So how can you protect your eyes from Computer Vision Syndrome while continuing your computer use without too much interruption? The answer is protective eyewear.
Special computer glasses can shield your eyes from harmful blue light and ease the strain on your eyes. They include a blue light filter, so while you use a digital device, they block harmful blue light from entering your eye. This, in turn, ensures that your eyes don’t have to work as hard to focus and can improve your sleep patterns.
Single Vision Computer Glasses are ideal for working on a computer that is at a fixed distance, so it does not move closer or further away. These glasses also work well when viewing several screens at the same distance.
Office or Progressive Lenses are multifocal lenses that correct near or distance vision and can be customized to include computer vision. They have a wider field of vision to help you see more around you without straining your eyes.
Computer glasses for pediatric patients in Simpsonville are available to help prevent Computer Vision Syndrome from developing to begin with. DES can cause problems with learning in school, as well, so be proactive – don’t wait until eye strain starts developing.

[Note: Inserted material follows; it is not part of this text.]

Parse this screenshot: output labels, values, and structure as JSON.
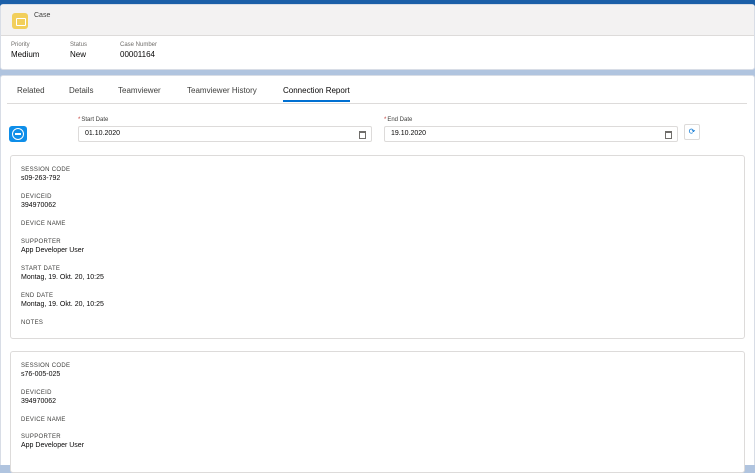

Step #1: Schedule an Eye Exam
If you are experiencing any of these symptoms, then it’s time to speak with your eye doctor. Make an appointment with Dr. Sean Stevens for a comprehensive eye exam. The doctor will check your eyes and general vision, while asking you about your daily activities and computer use. Based on your individual needs, the doctor will create a custom course of action for you.
Not only is it a good idea to have your eyes examined regularly, but the doctor may discover other vision issues that may increase the frequency of your symptoms. This can occur without the patient even being aware of it, so book an appointment today.
Advances in technology make it possible for people with DES to get some relief. Anti-glare covers for a desktop computer screen and a brighter screen resolution can make it easier on the eyes, decreasing or even eliminating the need to squint or sit too close to your screen. Proper desk chairs with good back support and ergonomic accessories like keyboards and computer stands can all improve your sitting posture for a more comfortable work environment.
Dr. Sean Stevens will be glad to recommend a number of visual aids or devices that can help with your Digital Eye Strain symptoms, for more comfortable long-term computer use.
Because tech companies are aware of the danger of too much screen time, many smartphones now include built-in triggers to warn users when their screen time has gone over a certain number of hours. This is done to raise awareness and reduce excessive use.
In addition to computer glasses and ergonomic devices, doctors advise people to take frequent breaks while using digital devices. Walk around, stretch, go outside, and find other activities to do in between computer use. This, combined with visual aids, can help improve or even prevent DES and CVS from developing.